• [WORK REQUEST] Word for word, copy each record that comes after this.

Website and app data records
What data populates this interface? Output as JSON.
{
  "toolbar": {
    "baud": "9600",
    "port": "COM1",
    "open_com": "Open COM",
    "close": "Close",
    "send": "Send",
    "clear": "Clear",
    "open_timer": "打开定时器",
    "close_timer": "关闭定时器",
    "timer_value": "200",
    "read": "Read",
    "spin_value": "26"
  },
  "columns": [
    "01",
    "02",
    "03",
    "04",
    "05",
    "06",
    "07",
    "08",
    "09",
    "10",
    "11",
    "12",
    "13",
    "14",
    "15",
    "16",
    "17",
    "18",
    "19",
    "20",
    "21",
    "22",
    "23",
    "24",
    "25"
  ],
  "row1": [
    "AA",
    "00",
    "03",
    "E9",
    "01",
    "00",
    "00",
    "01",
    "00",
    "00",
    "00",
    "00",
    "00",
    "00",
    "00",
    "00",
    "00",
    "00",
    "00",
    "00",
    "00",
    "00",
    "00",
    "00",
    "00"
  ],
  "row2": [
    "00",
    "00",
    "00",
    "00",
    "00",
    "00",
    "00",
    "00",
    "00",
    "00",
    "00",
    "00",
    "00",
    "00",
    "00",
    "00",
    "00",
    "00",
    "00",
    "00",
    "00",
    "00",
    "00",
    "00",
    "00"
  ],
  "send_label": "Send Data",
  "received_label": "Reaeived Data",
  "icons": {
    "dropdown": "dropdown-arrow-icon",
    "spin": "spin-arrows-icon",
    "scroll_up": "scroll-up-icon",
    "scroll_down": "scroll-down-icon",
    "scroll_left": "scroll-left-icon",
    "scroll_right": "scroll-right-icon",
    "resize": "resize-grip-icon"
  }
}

• [OUTPUT BELOW]
What data populates this interface? Output as JSON.
{
  "toolbar": {
    "baud": "9600",
    "port": "COM1",
    "open_com": "Open COM",
    "close": "Close",
    "send": "Send",
    "clear": "Clear",
    "open_timer": "打开定时器",
    "close_timer": "关闭定时器",
    "timer_value": "200",
    "read": "Read",
    "spin_value": "26"
  },
  "columns": [
    "01",
    "02",
    "03",
    "04",
    "05",
    "06",
    "07",
    "08",
    "09",
    "10",
    "11",
    "12",
    "13",
    "14",
    "15",
    "16",
    "17",
    "18",
    "19",
    "20",
    "21",
    "22",
    "23",
    "24",
    "25"
  ],
  "row1": [
    "AA",
    "00",
    "03",
    "E9",
    "01",
    "00",
    "00",
    "01",
    "00",
    "00",
    "00",
    "00",
    "00",
    "00",
    "00",
    "00",
    "00",
    "00",
    "00",
    "00",
    "00",
    "00",
    "00",
    "00",
    "00"
  ],
  "row2": [
    "00",
    "00",
    "00",
    "00",
    "00",
    "00",
    "00",
    "00",
    "00",
    "00",
    "00",
    "00",
    "00",
    "00",
    "00",
    "00",
    "00",
    "00",
    "00",
    "00",
    "00",
    "00",
    "00",
    "00",
    "00"
  ],
  "send_label": "Send Data",
  "received_label": "Reaeived Data",
  "icons": {
    "dropdown": "dropdown-arrow-icon",
    "spin": "spin-arrows-icon",
    "scroll_up": "scroll-up-icon",
    "scroll_down": "scroll-down-icon",
    "scroll_left": "scroll-left-icon",
    "scroll_right": "scroll-right-icon",
    "resize": "resize-grip-icon"
  }
}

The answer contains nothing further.